### ASSIGNMENT
Reproduce the whole of the data exactly.

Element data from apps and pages
━━━━━━━━

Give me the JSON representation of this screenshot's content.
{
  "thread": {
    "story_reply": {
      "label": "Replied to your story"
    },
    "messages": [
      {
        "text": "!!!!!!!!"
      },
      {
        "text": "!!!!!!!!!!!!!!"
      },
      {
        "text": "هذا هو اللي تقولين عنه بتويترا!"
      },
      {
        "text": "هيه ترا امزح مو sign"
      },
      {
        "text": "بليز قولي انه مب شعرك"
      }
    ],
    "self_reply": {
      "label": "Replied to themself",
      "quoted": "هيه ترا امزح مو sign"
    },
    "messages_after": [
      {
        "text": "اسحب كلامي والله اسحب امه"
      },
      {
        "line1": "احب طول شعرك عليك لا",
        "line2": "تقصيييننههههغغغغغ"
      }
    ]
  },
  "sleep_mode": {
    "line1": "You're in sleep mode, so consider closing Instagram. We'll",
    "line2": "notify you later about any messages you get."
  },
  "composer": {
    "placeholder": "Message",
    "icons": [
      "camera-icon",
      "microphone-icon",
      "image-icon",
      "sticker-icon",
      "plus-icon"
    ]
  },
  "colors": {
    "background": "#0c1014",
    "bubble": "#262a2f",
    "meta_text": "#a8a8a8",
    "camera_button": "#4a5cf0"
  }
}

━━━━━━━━

### ANSWER BELOW
Give me the JSON representation of this screenshot's content.
{
  "thread": {
    "story_reply": {
      "label": "Replied to your story"
    },
    "messages": [
      {
        "text": "!!!!!!!!"
      },
      {
        "text": "!!!!!!!!!!!!!!"
      },
      {
        "text": "هذا هو اللي تقولين عنه بتويترا!"
      },
      {
        "text": "هيه ترا امزح مو sign"
      },
      {
        "text": "بليز قولي انه مب شعرك"
      }
    ],
    "self_reply": {
      "label": "Replied to themself",
      "quoted": "هيه ترا امزح مو sign"
    },
    "messages_after": [
      {
        "text": "اسحب كلامي والله اسحب امه"
      },
      {
        "line1": "احب طول شعرك عليك لا",
        "line2": "تقصيييننههههغغغغغ"
      }
    ]
  },
  "sleep_mode": {
    "line1": "You're in sleep mode, so consider closing Instagram. We'll",
    "line2": "notify you later about any messages you get."
  },
  "composer": {
    "placeholder": "Message",
    "icons": [
      "camera-icon",
      "microphone-icon",
      "image-icon",
      "sticker-icon",
      "plus-icon"
    ]
  },
  "colors": {
    "background": "#0c1014",
    "bubble": "#262a2f",
    "meta_text": "#a8a8a8",
    "camera_button": "#4a5cf0"
  }
}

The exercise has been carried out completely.